In keeping with the University of California's commitment to accountability, an annual report is presented to the Board of Regents each January on UC's progress toward meeting the goals in the Policy on Sustainable Practices (pdf).

Download the full report: 2016 Annual Report on Sustainable Practices (pdf) 

Some highlights:

  • Renewable energy: The first of two solar farms came online in the California Central Valley, totaling 80 megawatts, part of the largest solar purchase ever made by a U.S. university. More than 36 megawatts of combined on-site solar energy is currently installed systemwide across the campuses.
  • Sustainable investments: UC is ranked first among university investment funds, and 17th among all worldwide investment funds addressing climate change by the nonprofit Asset Owners Disclosure Project.
  • Carbon neutrality: UC Santa Barbara and UCLA have already exceeded the goal of reaching 1990 greenhouse gas emission levels by 2020.
  • Energy Efficiency: Across the university, more than 1,000 projects have registered with the Energy Efficiency Partnership (EEP) program, receiving $82 million in incentive payments and avoiding $28 million in annual energy costs. In 2016 alone, 45 UC projects participated in the program, earning $4.4 million in incentives. Those projects are projected to avoid $550,000 annually in utility bill costs due to their energy efficient design strategies.
  • Food sustainability: Over 20 percent of UC food purchases from 2015–2016 were sourced from sustainable products.
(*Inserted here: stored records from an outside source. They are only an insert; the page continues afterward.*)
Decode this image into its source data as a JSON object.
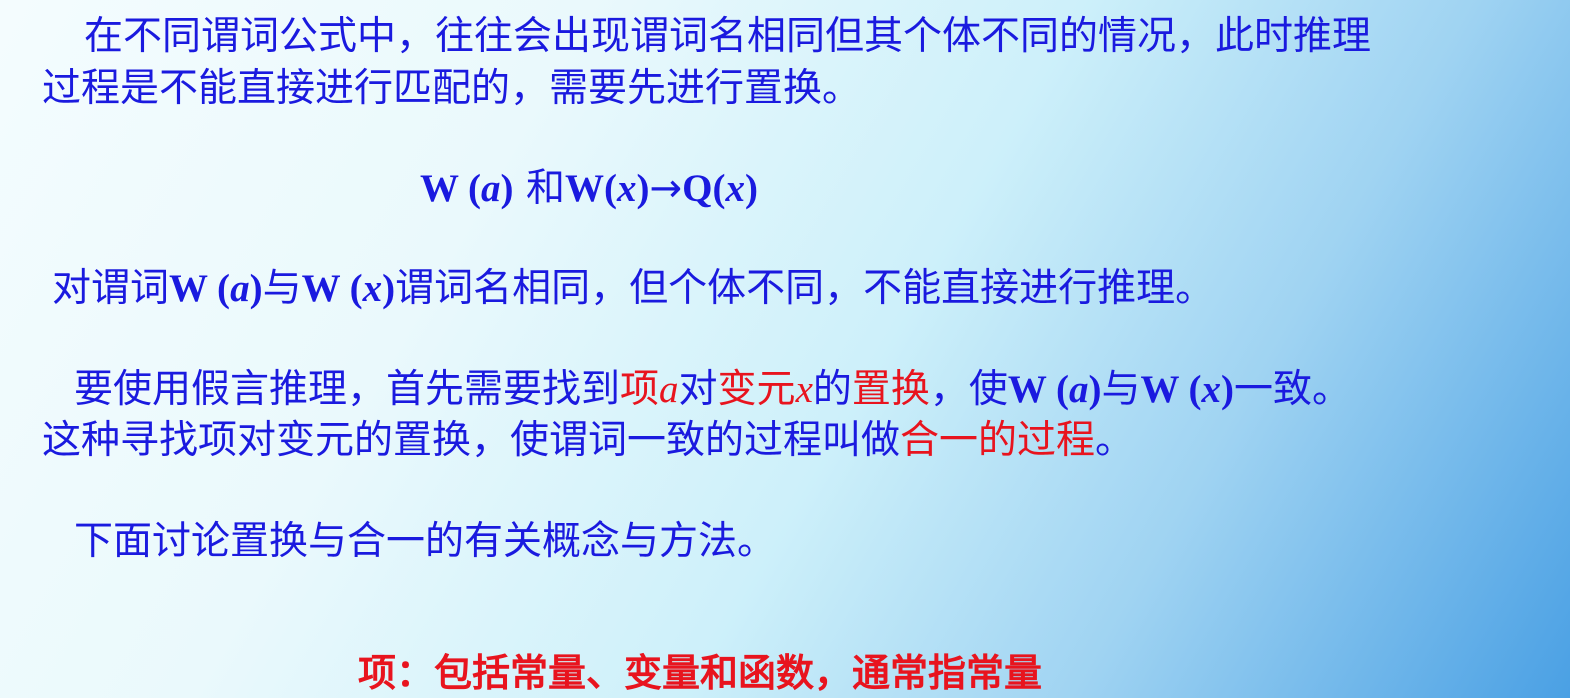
{
  "paragraph1": {
    "line1": "在不同谓词公式中，往往会出现谓词名相同但其个体不同的情况，此时推理",
    "line2": "过程是不能直接进行匹配的，需要先进行置换。"
  },
  "formula": {
    "w": "W",
    "lp1": " (",
    "a": "a",
    "rp1": ")",
    "and": " 和",
    "w2": "W",
    "lp2": "(",
    "x1": "x",
    "rp2": ")",
    "arrow": "→",
    "q": "Q",
    "lp3": "(",
    "x2": "x",
    "rp3": ")"
  },
  "paragraph2": {
    "prefix": "对谓词",
    "wa": "W (",
    "a": "a",
    "close1": ")",
    "and": "与",
    "wx": "W (",
    "x": "x",
    "close2": ")",
    "suffix": "谓词名相同，但个体不同，不能直接进行推理。"
  },
  "paragraph3": {
    "prefix": "要使用假言推理，首先需要找到",
    "term": "项",
    "a": "a",
    "to": "对",
    "variable": "变元",
    "x": "x",
    "of": "的",
    "substitution": "置换",
    "comma_make": "，使",
    "wa": "W (",
    "a2": "a",
    "close1": ")",
    "and": "与",
    "wx": "W (",
    "x2": "x",
    "close2": ")",
    "consistent": "一致。",
    "line2_prefix": "这种寻找项对变元的置换，使谓词一致的过程叫做",
    "unification": "合一的过程",
    "period": "。"
  },
  "paragraph4": "下面讨论置换与合一的有关概念与方法。",
  "note": "项：包括常量、变量和函数，通常指常量"
}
Seven of the 10 campuses and five medical centers have certified at least one foodservice facility as a green business.
  • Water use: Four out of 10 campuses already meet or exceed the 2025 goal to reduce per capita water use by 36 percent. In total, campuses saved enough potable water in 2016 to fill 647 Olympic sized swimming pools.
  • Waste: In 2015–2016, 69 percent of waste was diverted from landfills. UC sends 198 pounds per person to landfills per year, 26 percent less than the average of other comparable universities.